**What you should do:**
Comb through the entries for "title" and pull out each line that holds it.

== Segment start ==

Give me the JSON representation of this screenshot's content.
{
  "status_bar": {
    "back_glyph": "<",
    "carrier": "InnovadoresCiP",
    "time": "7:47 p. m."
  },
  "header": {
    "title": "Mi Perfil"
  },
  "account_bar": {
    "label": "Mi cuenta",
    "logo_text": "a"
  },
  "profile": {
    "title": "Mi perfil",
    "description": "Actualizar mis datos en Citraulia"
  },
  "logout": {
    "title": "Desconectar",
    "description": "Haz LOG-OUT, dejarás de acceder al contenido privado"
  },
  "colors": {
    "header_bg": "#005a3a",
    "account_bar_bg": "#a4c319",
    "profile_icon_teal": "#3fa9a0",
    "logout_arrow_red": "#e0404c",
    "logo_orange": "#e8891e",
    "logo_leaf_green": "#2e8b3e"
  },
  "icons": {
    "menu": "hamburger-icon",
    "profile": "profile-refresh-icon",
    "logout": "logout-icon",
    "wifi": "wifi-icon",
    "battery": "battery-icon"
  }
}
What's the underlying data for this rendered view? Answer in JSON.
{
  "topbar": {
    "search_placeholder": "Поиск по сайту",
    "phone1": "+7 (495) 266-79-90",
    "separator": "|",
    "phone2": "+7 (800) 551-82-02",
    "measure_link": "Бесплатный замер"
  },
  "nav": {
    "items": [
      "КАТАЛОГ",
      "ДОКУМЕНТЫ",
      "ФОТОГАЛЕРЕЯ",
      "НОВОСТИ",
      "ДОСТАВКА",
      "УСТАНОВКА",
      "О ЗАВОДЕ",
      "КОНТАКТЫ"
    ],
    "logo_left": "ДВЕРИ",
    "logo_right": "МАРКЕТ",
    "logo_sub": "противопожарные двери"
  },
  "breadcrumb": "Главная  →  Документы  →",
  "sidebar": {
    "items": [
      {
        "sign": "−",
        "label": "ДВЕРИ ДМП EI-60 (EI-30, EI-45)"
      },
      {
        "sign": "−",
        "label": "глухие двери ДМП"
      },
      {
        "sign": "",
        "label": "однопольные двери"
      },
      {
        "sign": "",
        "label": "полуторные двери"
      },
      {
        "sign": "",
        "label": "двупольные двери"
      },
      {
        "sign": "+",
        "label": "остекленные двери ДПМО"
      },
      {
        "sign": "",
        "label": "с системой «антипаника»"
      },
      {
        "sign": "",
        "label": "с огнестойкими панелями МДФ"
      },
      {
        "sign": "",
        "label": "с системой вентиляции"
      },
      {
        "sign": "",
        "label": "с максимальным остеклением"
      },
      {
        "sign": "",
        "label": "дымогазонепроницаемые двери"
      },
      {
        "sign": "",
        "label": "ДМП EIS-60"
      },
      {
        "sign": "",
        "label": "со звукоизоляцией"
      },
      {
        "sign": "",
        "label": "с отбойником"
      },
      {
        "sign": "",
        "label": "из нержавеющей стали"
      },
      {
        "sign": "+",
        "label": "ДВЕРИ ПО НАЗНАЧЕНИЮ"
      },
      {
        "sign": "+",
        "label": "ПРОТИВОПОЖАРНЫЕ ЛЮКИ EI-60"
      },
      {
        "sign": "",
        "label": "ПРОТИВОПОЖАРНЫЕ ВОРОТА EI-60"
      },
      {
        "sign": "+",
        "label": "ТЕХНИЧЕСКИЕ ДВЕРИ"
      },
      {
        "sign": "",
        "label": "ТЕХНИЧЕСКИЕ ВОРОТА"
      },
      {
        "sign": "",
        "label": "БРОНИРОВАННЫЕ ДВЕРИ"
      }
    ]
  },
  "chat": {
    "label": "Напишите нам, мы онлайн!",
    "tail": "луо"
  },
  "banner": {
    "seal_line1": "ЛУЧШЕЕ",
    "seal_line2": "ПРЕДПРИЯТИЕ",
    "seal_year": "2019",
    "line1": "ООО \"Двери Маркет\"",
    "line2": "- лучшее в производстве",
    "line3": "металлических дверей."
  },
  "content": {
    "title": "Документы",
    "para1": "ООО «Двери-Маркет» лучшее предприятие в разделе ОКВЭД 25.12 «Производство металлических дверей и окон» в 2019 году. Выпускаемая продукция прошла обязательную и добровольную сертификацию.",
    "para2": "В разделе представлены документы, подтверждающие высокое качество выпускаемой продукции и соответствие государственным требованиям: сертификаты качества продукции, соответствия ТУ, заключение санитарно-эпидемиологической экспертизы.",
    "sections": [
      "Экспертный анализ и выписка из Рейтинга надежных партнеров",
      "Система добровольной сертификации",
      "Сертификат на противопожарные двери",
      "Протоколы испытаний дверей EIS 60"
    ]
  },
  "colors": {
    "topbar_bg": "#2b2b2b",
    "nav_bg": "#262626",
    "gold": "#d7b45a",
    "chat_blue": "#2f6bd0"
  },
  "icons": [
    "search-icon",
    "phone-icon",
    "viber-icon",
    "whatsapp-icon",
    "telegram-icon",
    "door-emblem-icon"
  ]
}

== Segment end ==

**Problem solution:**
    "title": "Mi Perfil"
    "title": "Mi perfil",
    "title": "Desconectar",
    "title": "Документы",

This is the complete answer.